All of the records below are to be output exactly; no image belongs in the result.

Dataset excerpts
=-=-=

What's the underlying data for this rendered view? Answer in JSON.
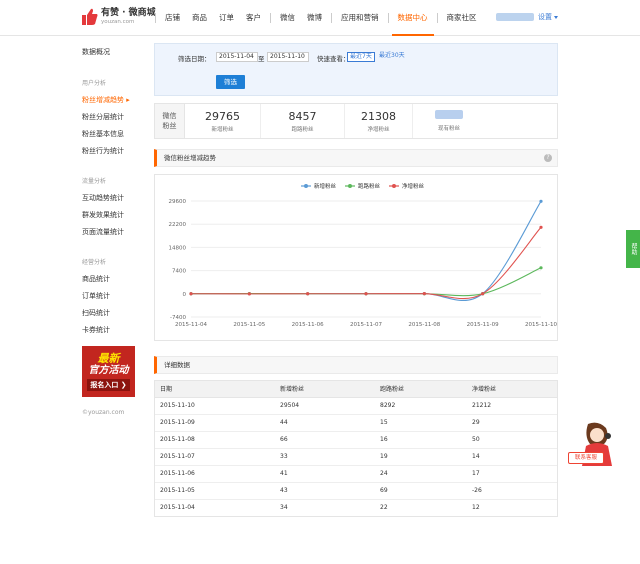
{
  "header": {
    "logo_title": "有赞 · 微商城",
    "logo_sub": "youzan.com",
    "nav": [
      "店铺",
      "商品",
      "订单",
      "客户",
      "微信",
      "微博",
      "应用和营销",
      "数据中心",
      "商家社区"
    ],
    "active_nav": "数据中心",
    "settings_label": "设置"
  },
  "sidebar": {
    "top_item": "数据概况",
    "groups": [
      {
        "title": "用户分析",
        "items": [
          "粉丝增减趋势 ▸",
          "粉丝分层统计",
          "粉丝基本信息",
          "粉丝行为统计"
        ]
      },
      {
        "title": "流量分析",
        "items": [
          "互动趋势统计",
          "群发效果统计",
          "页面流量统计"
        ]
      },
      {
        "title": "经营分析",
        "items": [
          "商品统计",
          "订单统计",
          "扫码统计",
          "卡券统计"
        ]
      }
    ],
    "promo_l1": "最新",
    "promo_l2": "官方活动",
    "promo_l3": "报名入口 ❯",
    "copyright": "©youzan.com"
  },
  "filter": {
    "label": "筛选日期：",
    "start": "2015-11-04",
    "to": "至",
    "end": "2015-11-10",
    "quick_label": "快速查看：",
    "quick_7": "最近7天",
    "quick_30": "最近30天",
    "submit": "筛选"
  },
  "stats": {
    "head_l1": "微信",
    "head_l2": "粉丝",
    "items": [
      {
        "value": "29765",
        "label": "新增粉丝"
      },
      {
        "value": "8457",
        "label": "跑路粉丝"
      },
      {
        "value": "21308",
        "label": "净增粉丝"
      },
      {
        "value": "",
        "label": "现有粉丝"
      }
    ]
  },
  "chart_section_title": "微信粉丝增减趋势",
  "table_section_title": "详细数据",
  "chart_data": {
    "type": "line",
    "x": [
      "2015-11-04",
      "2015-11-05",
      "2015-11-06",
      "2015-11-07",
      "2015-11-08",
      "2015-11-09",
      "2015-11-10"
    ],
    "series": [
      {
        "name": "新增粉丝",
        "color": "#5b9bd5",
        "values": [
          34,
          43,
          41,
          33,
          66,
          44,
          29504
        ]
      },
      {
        "name": "跑路粉丝",
        "color": "#5cb85c",
        "values": [
          22,
          69,
          24,
          19,
          16,
          15,
          8292
        ]
      },
      {
        "name": "净增粉丝",
        "color": "#e0524f",
        "values": [
          12,
          -26,
          17,
          14,
          50,
          29,
          21212
        ]
      }
    ],
    "yticks": [
      "29600",
      "22200",
      "14800",
      "7400",
      "0",
      "-7400"
    ],
    "ylim": [
      -7400,
      29600
    ],
    "legend_position": "top-center"
  },
  "table": {
    "columns": [
      "日期",
      "新增粉丝",
      "跑路粉丝",
      "净增粉丝"
    ],
    "rows": [
      [
        "2015-11-10",
        "29504",
        "8292",
        "21212"
      ],
      [
        "2015-11-09",
        "44",
        "15",
        "29"
      ],
      [
        "2015-11-08",
        "66",
        "16",
        "50"
      ],
      [
        "2015-11-07",
        "33",
        "19",
        "14"
      ],
      [
        "2015-11-06",
        "41",
        "24",
        "17"
      ],
      [
        "2015-11-05",
        "43",
        "69",
        "-26"
      ],
      [
        "2015-11-04",
        "34",
        "22",
        "12"
      ]
    ]
  },
  "widgets": {
    "side_tab": "帮助",
    "cs_label": "联系客服"
  }
}
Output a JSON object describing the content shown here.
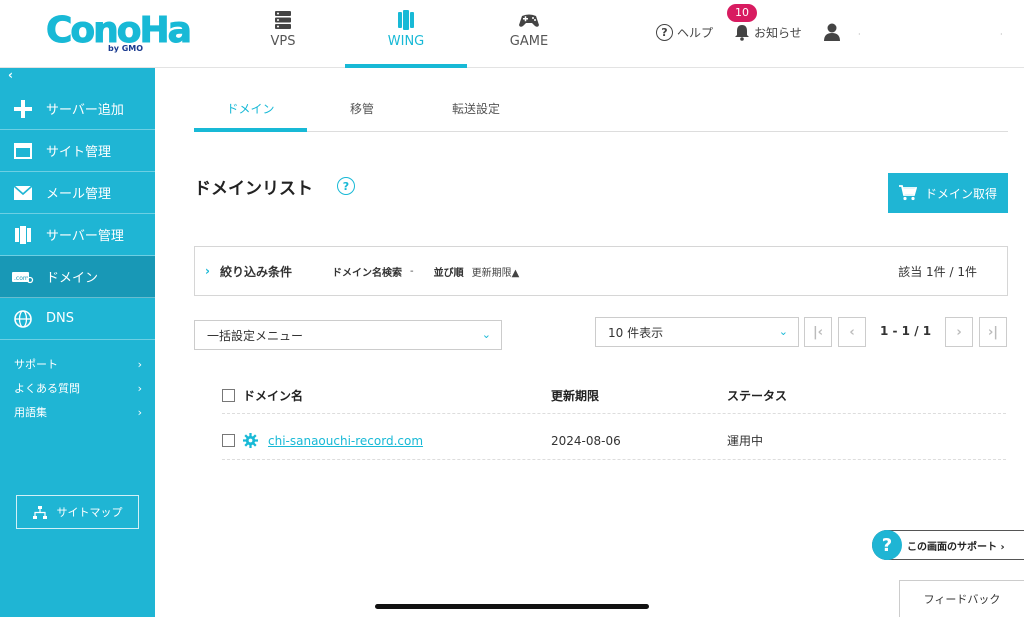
{
  "header": {
    "logo_text": "ConoHa",
    "logo_sub": "by GMO",
    "nav": [
      {
        "label": "VPS",
        "icon": "server-icon"
      },
      {
        "label": "WING",
        "icon": "wing-server-icon"
      },
      {
        "label": "GAME",
        "icon": "gamepad-icon"
      }
    ],
    "help_label": "ヘルプ",
    "notice_label": "お知らせ",
    "notice_count": "10",
    "user_dots": "·",
    "far_dot": "·"
  },
  "sidebar": {
    "collapse": "‹",
    "items": [
      {
        "label": "サーバー追加",
        "icon": "plus-icon"
      },
      {
        "label": "サイト管理",
        "icon": "window-icon"
      },
      {
        "label": "メール管理",
        "icon": "mail-icon"
      },
      {
        "label": "サーバー管理",
        "icon": "server-stack-icon"
      },
      {
        "label": "ドメイン",
        "icon": "domain-icon"
      },
      {
        "label": "DNS",
        "icon": "globe-icon"
      }
    ],
    "sublinks": [
      {
        "label": "サポート",
        "arrow": "›"
      },
      {
        "label": "よくある質問",
        "arrow": "›"
      },
      {
        "label": "用語集",
        "arrow": "›"
      }
    ],
    "sitemap_label": "サイトマップ"
  },
  "tabs": [
    {
      "label": "ドメイン"
    },
    {
      "label": "移管"
    },
    {
      "label": "転送設定"
    }
  ],
  "main": {
    "title": "ドメインリスト",
    "help_icon": "?",
    "get_domain_label": "ドメイン取得"
  },
  "filter": {
    "chevron": "›",
    "title": "絞り込み条件",
    "search_key": "ドメイン名検索",
    "search_value": "-",
    "sort_key": "並び順",
    "sort_value": "更新期限▲",
    "count": "該当 1件 / 1件"
  },
  "controls": {
    "bulk_menu": "一括設定メニュー",
    "per_page": "10 件表示",
    "caret": "⌄",
    "first": "|‹",
    "prev": "‹",
    "page_info": "1 - 1 / 1",
    "next": "›",
    "last": "›|"
  },
  "table": {
    "columns": [
      "ドメイン名",
      "更新期限",
      "ステータス"
    ],
    "rows": [
      {
        "domain": "chi-sanaouchi-record.com",
        "expiry": "2024-08-06",
        "status": "運用中"
      }
    ]
  },
  "support_label": "この画面のサポート ›",
  "support_q": "?",
  "feedback_label": "フィードバック",
  "colors": {
    "accent": "#1fb5d4",
    "sidebar_active": "#1898b6",
    "badge": "#d81b60"
  }
}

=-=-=

#### Exercise response:
What's the underlying data for this rendered view? Answer in JSON.
{
  "header": {
    "logo_title": "有赞 · 微商城",
    "logo_sub": "youzan.com",
    "nav": [
      "店铺",
      "商品",
      "订单",
      "客户",
      "微信",
      "微博",
      "应用和营销",
      "数据中心",
      "商家社区"
    ],
    "active_nav": "数据中心",
    "settings_label": "设置"
  },
  "sidebar": {
    "top_item": "数据概况",
    "groups": [
      {
        "title": "用户分析",
        "items": [
          "粉丝增减趋势 ▸",
          "粉丝分层统计",
          "粉丝基本信息",
          "粉丝行为统计"
        ]
      },
      {
        "title": "流量分析",
        "items": [
          "互动趋势统计",
          "群发效果统计",
          "页面流量统计"
        ]
      },
      {
        "title": "经营分析",
        "items": [
          "商品统计",
          "订单统计",
          "扫码统计",
          "卡券统计"
        ]
      }
    ],
    "promo_l1": "最新",
    "promo_l2": "官方活动",
    "promo_l3": "报名入口 ❯",
    "copyright": "©youzan.com"
  },
  "filter": {
    "label": "筛选日期：",
    "start": "2015-11-04",
    "to": "至",
    "end": "2015-11-10",
    "quick_label": "快速查看：",
    "quick_7": "最近7天",
    "quick_30": "最近30天",
    "submit": "筛选"
  },
  "stats": {
    "head_l1": "微信",
    "head_l2": "粉丝",
    "items": [
      {
        "value": "29765",
        "label": "新增粉丝"
      },
      {
        "value": "8457",
        "label": "跑路粉丝"
      },
      {
        "value": "21308",
        "label": "净增粉丝"
      },
      {
        "value": "",
        "label": "现有粉丝"
      }
    ]
  },
  "chart_section_title": "微信粉丝增减趋势",
  "table_section_title": "详细数据",
  "chart_data": {
    "type": "line",
    "x": [
      "2015-11-04",
      "2015-11-05",
      "2015-11-06",
      "2015-11-07",
      "2015-11-08",
      "2015-11-09",
      "2015-11-10"
    ],
    "series": [
      {
        "name": "新增粉丝",
        "color": "#5b9bd5",
        "values": [
          34,
          43,
          41,
          33,
          66,
          44,
          29504
        ]
      },
      {
        "name": "跑路粉丝",
        "color": "#5cb85c",
        "values": [
          22,
          69,
          24,
          19,
          16,
          15,
          8292
        ]
      },
      {
        "name": "净增粉丝",
        "color": "#e0524f",
        "values": [
          12,
          -26,
          17,
          14,
          50,
          29,
          21212
        ]
      }
    ],
    "yticks": [
      "29600",
      "22200",
      "14800",
      "7400",
      "0",
      "-7400"
    ],
    "ylim": [
      -7400,
      29600
    ],
    "legend_position": "top-center"
  },
  "table": {
    "columns": [
      "日期",
      "新增粉丝",
      "跑路粉丝",
      "净增粉丝"
    ],
    "rows": [
      [
        "2015-11-10",
        "29504",
        "8292",
        "21212"
      ],
      [
        "2015-11-09",
        "44",
        "15",
        "29"
      ],
      [
        "2015-11-08",
        "66",
        "16",
        "50"
      ],
      [
        "2015-11-07",
        "33",
        "19",
        "14"
      ],
      [
        "2015-11-06",
        "41",
        "24",
        "17"
      ],
      [
        "2015-11-05",
        "43",
        "69",
        "-26"
      ],
      [
        "2015-11-04",
        "34",
        "22",
        "12"
      ]
    ]
  },
  "widgets": {
    "side_tab": "帮助",
    "cs_label": "联系客服"
  }
}
Output a JSON object describing the content shown here.
{
  "header": {
    "logo_text": "ConoHa",
    "logo_sub": "by GMO",
    "nav": [
      {
        "label": "VPS",
        "icon": "server-icon"
      },
      {
        "label": "WING",
        "icon": "wing-server-icon"
      },
      {
        "label": "GAME",
        "icon": "gamepad-icon"
      }
    ],
    "help_label": "ヘルプ",
    "notice_label": "お知らせ",
    "notice_count": "10",
    "user_dots": "·",
    "far_dot": "·"
  },
  "sidebar": {
    "collapse": "‹",
    "items": [
      {
        "label": "サーバー追加",
        "icon": "plus-icon"
      },
      {
        "label": "サイト管理",
        "icon": "window-icon"
      },
      {
        "label": "メール管理",
        "icon": "mail-icon"
      },
      {
        "label": "サーバー管理",
        "icon": "server-stack-icon"
      },
      {
        "label": "ドメイン",
        "icon": "domain-icon"
      },
      {
        "label": "DNS",
        "icon": "globe-icon"
      }
    ],
    "sublinks": [
      {
        "label": "サポート",
        "arrow": "›"
      },
      {
        "label": "よくある質問",
        "arrow": "›"
      },
      {
        "label": "用語集",
        "arrow": "›"
      }
    ],
    "sitemap_label": "サイトマップ"
  },
  "tabs": [
    {
      "label": "ドメイン"
    },
    {
      "label": "移管"
    },
    {
      "label": "転送設定"
    }
  ],
  "main": {
    "title": "ドメインリスト",
    "help_icon": "?",
    "get_domain_label": "ドメイン取得"
  },
  "filter": {
    "chevron": "›",
    "title": "絞り込み条件",
    "search_key": "ドメイン名検索",
    "search_value": "-",
    "sort_key": "並び順",
    "sort_value": "更新期限▲",
    "count": "該当 1件 / 1件"
  },
  "controls": {
    "bulk_menu": "一括設定メニュー",
    "per_page": "10 件表示",
    "caret": "⌄",
    "first": "|‹",
    "prev": "‹",
    "page_info": "1 - 1 / 1",
    "next": "›",
    "last": "›|"
  },
  "table": {
    "columns": [
      "ドメイン名",
      "更新期限",
      "ステータス"
    ],
    "rows": [
      {
        "domain": "chi-sanaouchi-record.com",
        "expiry": "2024-08-06",
        "status": "運用中"
      }
    ]
  },
  "support_label": "この画面のサポート ›",
  "support_q": "?",
  "feedback_label": "フィードバック",
  "colors": {
    "accent": "#1fb5d4",
    "sidebar_active": "#1898b6",
    "badge": "#d81b60"
  }
}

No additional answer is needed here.